First, Wainwright. As we know, he’s a sucker for covers. And while we love his unmistakable voice on most everything, he doesn’t always pick the right song for his timbre (see: the Judy Garland show). Not so at Carnegie, where his soul-stirring “Minuit Chrétiens” (“O Holy Night,” sung in French), was one of a few goosebump moments on the night. If you wanna be considered one of the “voices of this generation,” Roof, put that shit on record ASAP. Check this vid, if only for the audio. (Thanks, Evan!)
Like it? Cherish it forever more. (Merci, Josh!)
Later it was Antony, who truly did channel Elvis (as Rufus advertised) on his flighty, fluttery “Blue Christmas,” stunning us again later on “Snowy Angel,” a song originally written by ’90s East Village street performer Baby D. But we reserve our highest edict of Gumworthyness for Mr. Lou Reed who, on a night devoted to those with angelic, versatile, virtuoso voices, still stole the show. He began on a “White Christmas” duet with Rufus, both playing up their performances as self-lampooning caricatures; Wainwright delivered his corny, falsetto stylings on the intro with jazz hands and sheepish glances at Lou, while Reed smoldered and was too cool to do more than sing-speak his lines with big pauses and a no-nonsense expression. (Watch it here.) But next was “Silent Night,” and it’s the closest we’re ever coming to seeing Velvet Underground live. Lou burned, with the cast of friends behind adding background vocals where needed, transforming the Christmas staple into a Lou Reed-ism of the finest variety. Unforgettable? You bet your sweet-ass Scepter sessions acetate it was.

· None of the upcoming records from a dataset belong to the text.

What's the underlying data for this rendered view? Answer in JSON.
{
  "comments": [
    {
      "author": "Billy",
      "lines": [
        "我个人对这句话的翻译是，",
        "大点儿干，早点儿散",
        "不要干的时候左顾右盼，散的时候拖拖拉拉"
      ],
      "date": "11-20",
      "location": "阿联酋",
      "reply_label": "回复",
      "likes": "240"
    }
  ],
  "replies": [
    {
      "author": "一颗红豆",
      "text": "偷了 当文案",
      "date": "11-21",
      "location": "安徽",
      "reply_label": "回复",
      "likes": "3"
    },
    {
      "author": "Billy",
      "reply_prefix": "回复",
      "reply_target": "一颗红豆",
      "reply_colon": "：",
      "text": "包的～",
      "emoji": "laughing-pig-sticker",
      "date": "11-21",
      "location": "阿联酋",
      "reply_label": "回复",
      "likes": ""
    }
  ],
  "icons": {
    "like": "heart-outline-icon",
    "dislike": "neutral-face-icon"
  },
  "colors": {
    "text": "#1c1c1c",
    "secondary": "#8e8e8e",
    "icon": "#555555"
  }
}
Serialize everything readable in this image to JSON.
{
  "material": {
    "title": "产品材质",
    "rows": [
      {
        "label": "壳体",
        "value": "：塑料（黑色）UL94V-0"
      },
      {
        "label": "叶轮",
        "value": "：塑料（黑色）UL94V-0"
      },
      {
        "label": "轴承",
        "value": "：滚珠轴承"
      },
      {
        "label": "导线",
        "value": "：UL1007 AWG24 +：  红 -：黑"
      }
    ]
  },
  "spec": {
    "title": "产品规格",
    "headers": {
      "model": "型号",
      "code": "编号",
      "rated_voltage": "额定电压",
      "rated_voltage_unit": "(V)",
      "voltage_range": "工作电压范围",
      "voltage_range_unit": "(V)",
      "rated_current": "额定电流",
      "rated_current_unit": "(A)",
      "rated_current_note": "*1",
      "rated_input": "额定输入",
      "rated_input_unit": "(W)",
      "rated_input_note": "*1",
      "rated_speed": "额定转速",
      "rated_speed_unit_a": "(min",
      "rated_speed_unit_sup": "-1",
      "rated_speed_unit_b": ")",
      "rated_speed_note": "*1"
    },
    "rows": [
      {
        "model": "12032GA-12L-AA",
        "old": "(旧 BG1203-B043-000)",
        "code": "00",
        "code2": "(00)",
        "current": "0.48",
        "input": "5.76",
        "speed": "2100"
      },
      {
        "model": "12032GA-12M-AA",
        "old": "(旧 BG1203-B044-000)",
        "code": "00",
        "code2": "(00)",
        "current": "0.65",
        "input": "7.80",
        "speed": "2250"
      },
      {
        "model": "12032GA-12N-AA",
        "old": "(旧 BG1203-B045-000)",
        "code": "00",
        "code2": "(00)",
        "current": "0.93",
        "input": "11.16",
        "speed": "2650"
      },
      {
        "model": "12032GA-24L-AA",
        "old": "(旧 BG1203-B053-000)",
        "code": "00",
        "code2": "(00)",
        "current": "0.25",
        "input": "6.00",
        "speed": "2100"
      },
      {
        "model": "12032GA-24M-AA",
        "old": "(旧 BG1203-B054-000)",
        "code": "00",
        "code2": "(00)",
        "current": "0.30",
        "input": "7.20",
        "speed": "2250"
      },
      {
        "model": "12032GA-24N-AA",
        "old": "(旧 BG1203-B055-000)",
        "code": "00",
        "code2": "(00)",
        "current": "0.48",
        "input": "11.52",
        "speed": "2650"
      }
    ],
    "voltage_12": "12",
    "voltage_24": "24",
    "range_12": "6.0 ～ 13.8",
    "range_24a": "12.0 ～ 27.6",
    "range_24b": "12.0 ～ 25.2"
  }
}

Concession time. We’re not sure the performers met more than once, or for longer than two hours, before the show; Rufus was running around like a headless chicken, barely able to direct himself, let alone the sprawling cast of luminaries he’d assembled; the evening likely had more dead air than most any Carnegie has seen, and the stage felt empty and under-utilized. But if anyone has enough charm and self-deprecating levity to bring his audience in on the joke of it all, it’s Rufus. Yes, it was more of a dress-rehearsal for a grander show that never came than it was self-contained, professional production ? but the star power, the classic performances, and the sincere holiday spirit involved made us want to do nothing more than sip nog and belt carols all night.
Rufus has the coolest friends! Next time he brings ‘em to Carnegie, don’t miss it.